▸ SUPPLIED RECORDS:
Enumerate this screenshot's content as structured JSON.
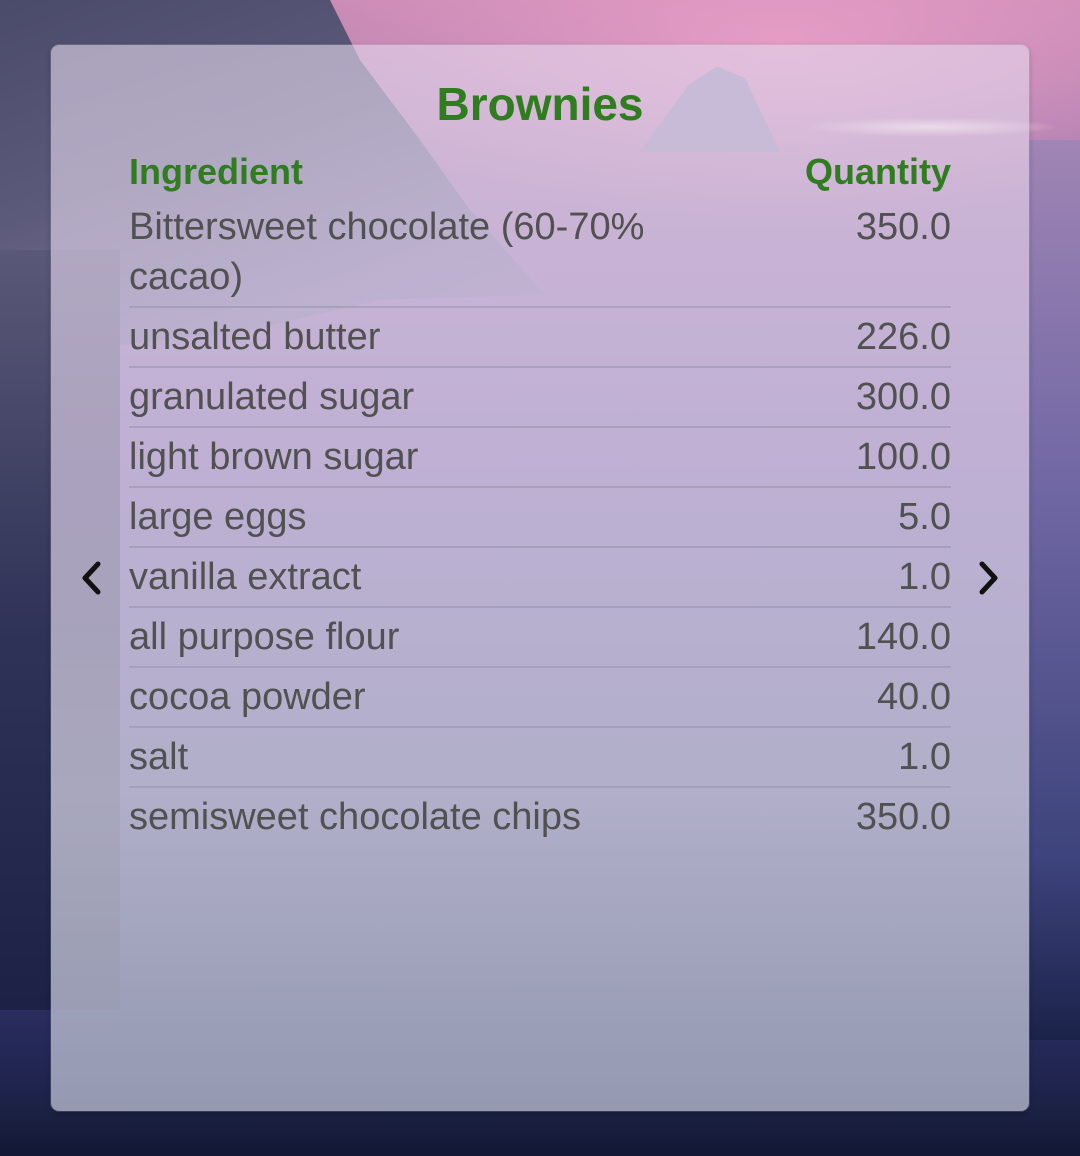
{
  "widget": {
    "title": "Brownies",
    "header": {
      "ingredient_label": "Ingredient",
      "quantity_label": "Quantity"
    },
    "rows": [
      {
        "ingredient": "Bittersweet chocolate (60-70% cacao)",
        "quantity": "350.0"
      },
      {
        "ingredient": "unsalted butter",
        "quantity": "226.0"
      },
      {
        "ingredient": "granulated sugar",
        "quantity": "300.0"
      },
      {
        "ingredient": "light brown sugar",
        "quantity": "100.0"
      },
      {
        "ingredient": "large eggs",
        "quantity": "5.0"
      },
      {
        "ingredient": "vanilla extract",
        "quantity": "1.0"
      },
      {
        "ingredient": "all purpose flour",
        "quantity": "140.0"
      },
      {
        "ingredient": "cocoa powder",
        "quantity": "40.0"
      },
      {
        "ingredient": "salt",
        "quantity": "1.0"
      },
      {
        "ingredient": "semisweet chocolate chips",
        "quantity": "350.0"
      }
    ],
    "nav": {
      "prev_icon": "chevron-left-icon",
      "next_icon": "chevron-right-icon"
    },
    "colors": {
      "accent": "#2f7d1f",
      "text": "#515151"
    }
  }
}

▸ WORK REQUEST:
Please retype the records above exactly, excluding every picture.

▸ EXERCISE RESULT:
Enumerate this screenshot's content as structured JSON.
{
  "widget": {
    "title": "Brownies",
    "header": {
      "ingredient_label": "Ingredient",
      "quantity_label": "Quantity"
    },
    "rows": [
      {
        "ingredient": "Bittersweet chocolate (60-70% cacao)",
        "quantity": "350.0"
      },
      {
        "ingredient": "unsalted butter",
        "quantity": "226.0"
      },
      {
        "ingredient": "granulated sugar",
        "quantity": "300.0"
      },
      {
        "ingredient": "light brown sugar",
        "quantity": "100.0"
      },
      {
        "ingredient": "large eggs",
        "quantity": "5.0"
      },
      {
        "ingredient": "vanilla extract",
        "quantity": "1.0"
      },
      {
        "ingredient": "all purpose flour",
        "quantity": "140.0"
      },
      {
        "ingredient": "cocoa powder",
        "quantity": "40.0"
      },
      {
        "ingredient": "salt",
        "quantity": "1.0"
      },
      {
        "ingredient": "semisweet chocolate chips",
        "quantity": "350.0"
      }
    ],
    "nav": {
      "prev_icon": "chevron-left-icon",
      "next_icon": "chevron-right-icon"
    },
    "colors": {
      "accent": "#2f7d1f",
      "text": "#515151"
    }
  }
}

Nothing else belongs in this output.